Despite the several-thousand-fold increase of brain volume during the course of mammalian evolution, the hierarchy of brain oscillations remains remarkably preserved, allowing for multiple-time-scale communication within and across neuronal networks at approximately the same speed, irrespective of brain size. Deployment of large-diameter axons of long-range neurons could be a key factor in the preserved time management in growing brains. We discuss the consequences of such preserved network constellation in mental disease, drug discovery, and interventional therapies. (Abstract)
Cabessa, Jeremie and Hava Siegelmann. The Computation Power of Interactive Recurrent Neural Networks. Neural Computation. 24/4, 2012. University of Massachusetts, Amherst, computational neuroscientists take these cerebral complexities to exemplify how nature evolves, develops and learns. We are then invited to realize that the same dynamical trial and error, feedback to move forward, iterative process is in effect everywhere. See also Turing on Super-Turing and Adaptivity by Hava Siegelmann in Progress in Biophysics and Molecular Biology (113/117, 2013), and search Richard Watson 2014 herein.
In classical computation, rational- and real-weighted recurrent neural networks were shown to be respectively equivalent to and strictly more powerful than the standard Turing machine model. Here, we study the computational power of recurrent neural networks in a more biologically oriented computational framework, capturing the aspects of sequential interactivity and persistence of memory. In this context, we prove that so-called interactive rational- and real-weighted neural networks show the same computational powers as interactive Turing machines and interactive Turing machines with advice, respectively. A mathematical characterization of each of these computational powers is also provided. It follows from these results that interactive real-weighted neural networks can perform uncountably many more translations of information than interactive Turing machines, making them capable of super-Turing capabilities. (Abstract)

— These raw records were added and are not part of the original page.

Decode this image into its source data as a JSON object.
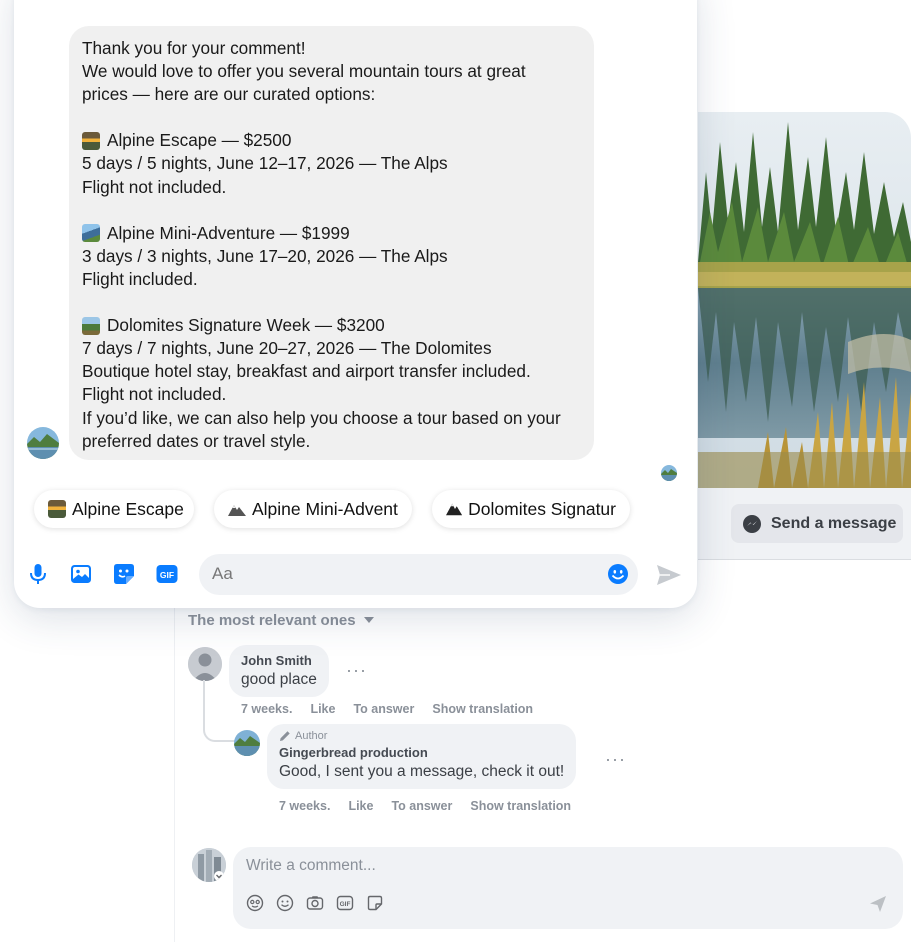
{
  "post": {
    "send_message_label": "Send a message",
    "sort_label": "The most relevant ones"
  },
  "comments": [
    {
      "name": "John Smith",
      "text": "good place",
      "time": "7 weeks.",
      "like": "Like",
      "reply": "To answer",
      "translate": "Show translation"
    }
  ],
  "reply": {
    "badge": "Author",
    "name": "Gingerbread production",
    "text": "Good, I sent you a message, check it out!",
    "time": "7 weeks.",
    "like": "Like",
    "reply": "To answer",
    "translate": "Show translation"
  },
  "write_comment": {
    "placeholder": "Write a comment..."
  },
  "messenger": {
    "message_lines": [
      "Thank you for your comment!",
      "We would love to offer you several mountain tours at great",
      "prices — here are our curated options:",
      "",
      "Alpine Escape — $2500",
      "5 days / 5 nights, June 12–17, 2026 — The Alps",
      "Flight not included.",
      "",
      "Alpine Mini-Adventure — $1999",
      "3 days / 3 nights, June 17–20, 2026 — The Alps",
      "Flight included.",
      "",
      "Dolomites Signature Week — $3200",
      "7 days / 7 nights, June 20–27, 2026 — The Dolomites",
      "Boutique hotel stay, breakfast and airport transfer included.",
      "Flight not included.",
      "If you’d like, we can also help you choose a tour based on your",
      "preferred dates or travel style."
    ],
    "quick_replies": [
      {
        "label": "Alpine Escape",
        "icon": "sunrise-icon"
      },
      {
        "label": "Alpine Mini-Advent",
        "icon": "mountain-icon"
      },
      {
        "label": "Dolomites Signatur",
        "icon": "mountain-icon"
      }
    ],
    "composer_placeholder": "Aa",
    "accent_color": "#0a7cff"
  }
}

Carruthers, Peter. Practical Reasoning in a Modular Mind. Mind & Language. 19/3, 2004. (As an initial note, it appears that “modular” schools also exist in cognitive science with various persuasions and viewpoints.) Philosopher Carruthers makes a case for domain-specific modules in the brain which arose in evolution in response to changing environments. In support of an evolutionary psychology, they are now seen to influence the mores of human behavior.
Carruthers, Peter. The Architecture of the Mind. Oxford: Clarendon Press, 2006. The University of Maryland philosopher makes a strong case for a massively modular brain, with certain evolutionary roots, whose remnants are with us today. In this regard, a broadly conceived evolutionary psychology is endorsed. But this academic endeavor in so many books and journals seems to labor within an assumed mechanical paradigm tacitly devoid of any extant identity or purpose. That minds are modular because they spring from and exemplify a universal tendency of self-organizing systems from genes to galaxies to form modules is not appreciated.